Prospects are growing for a conservative coalition, as two opposition parties seek ways to challenge the mammoth ruling Democratic Party of Korea, which holds the biggest majority ever claimed by a single party in the history of the National Assembly.
Cooperative moves gained traction since the right-wing United Future Party, the largest opposition party with 103 lawmakers, and center-right People’s Party with three lawmakers launched a joint study program called the People’s Future Forum in early June, where party leaders and lawmakers share and discuss the future course of their policy directions.
According to Rep. Kwon Eun-hee, floor leader of the People’s Party, the two parties selected the basic income system for young people and families with infants as a policy project that could lead to legislation.
Recently, unconditional cash support has emerged as a hot potato issue in the political scene after Kim Chong-in, interim leader of the United Future Party, suggested it is time for the party to reconsider it. Universal welfare has been a typical liberal policy agenda item, but conservatives have been warming up to the idea after the recent coronavirus relief money payouts received wide public support.

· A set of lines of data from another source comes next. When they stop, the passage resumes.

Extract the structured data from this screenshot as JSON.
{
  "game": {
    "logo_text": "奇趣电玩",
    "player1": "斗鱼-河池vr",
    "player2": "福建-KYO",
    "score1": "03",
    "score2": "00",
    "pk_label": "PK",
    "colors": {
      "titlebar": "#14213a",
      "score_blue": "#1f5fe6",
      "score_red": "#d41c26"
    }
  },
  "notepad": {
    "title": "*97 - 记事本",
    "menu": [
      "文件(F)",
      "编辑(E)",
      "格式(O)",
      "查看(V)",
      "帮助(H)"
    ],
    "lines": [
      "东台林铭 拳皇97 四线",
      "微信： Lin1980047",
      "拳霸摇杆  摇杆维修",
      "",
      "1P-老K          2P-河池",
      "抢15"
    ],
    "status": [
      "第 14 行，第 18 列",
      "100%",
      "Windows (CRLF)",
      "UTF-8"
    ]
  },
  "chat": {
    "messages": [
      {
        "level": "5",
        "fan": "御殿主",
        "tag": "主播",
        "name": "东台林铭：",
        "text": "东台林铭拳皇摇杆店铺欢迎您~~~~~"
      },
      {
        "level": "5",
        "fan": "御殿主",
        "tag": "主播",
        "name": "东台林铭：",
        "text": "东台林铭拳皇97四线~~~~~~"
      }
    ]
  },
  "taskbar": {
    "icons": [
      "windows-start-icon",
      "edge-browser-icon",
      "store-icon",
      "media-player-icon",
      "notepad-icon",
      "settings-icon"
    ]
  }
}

“Policies and its direction that Kim Chong-in put forward match with policy projects that People’s Party has been reviewing,” Kwon said.
On Friday, the two political groups jointly submitted a resolution calling for fairness for Justice Minister Choo Mi-ae, who came under criticism for allegedly abusing her power to disrupt the prosecution’s investigations on powerful figures.
Kwon recently had a series of meetings with her United Future Party counterpart Joo Ho-young and the party’s chief policymaker Lee Jong-bae to discuss ways that the two parties could band together on policymaking.
The main opposition party needs political leverage to stop the ruling Democratic Party, which practically holds a supermajority with 176 seats in the 300-member unicameral parliament.
Buoyed by the unprecedented grip on the assembly, the ruling party pushed ahead with forming parliamentary standing committees and passed a third extra budget bill despite the opposition party’s boycott of the sessions.
Further sharp disputes are widely expected on the road as thorny issues are waiting to be resolved in July, including an establishment of a new anti-corruption investigative agency to probe high-raking public officials and measures aimed at cooling the real estate market.
As much as the United Future Party, the People’s Party needs to bolster its presence. Trying to break away from old politics, former presidential candidate Ahn Cheol-soo launched the party just two months before the April general elections, but only received lukewarm response from voters, who granted them three parliamentary seats.
Ahn has ruled out the possibility of forging a coalition with other parties, stressing he would keep his pledge to build a practical and moderate group.
By Park Han-na (firstname.lastname@example.org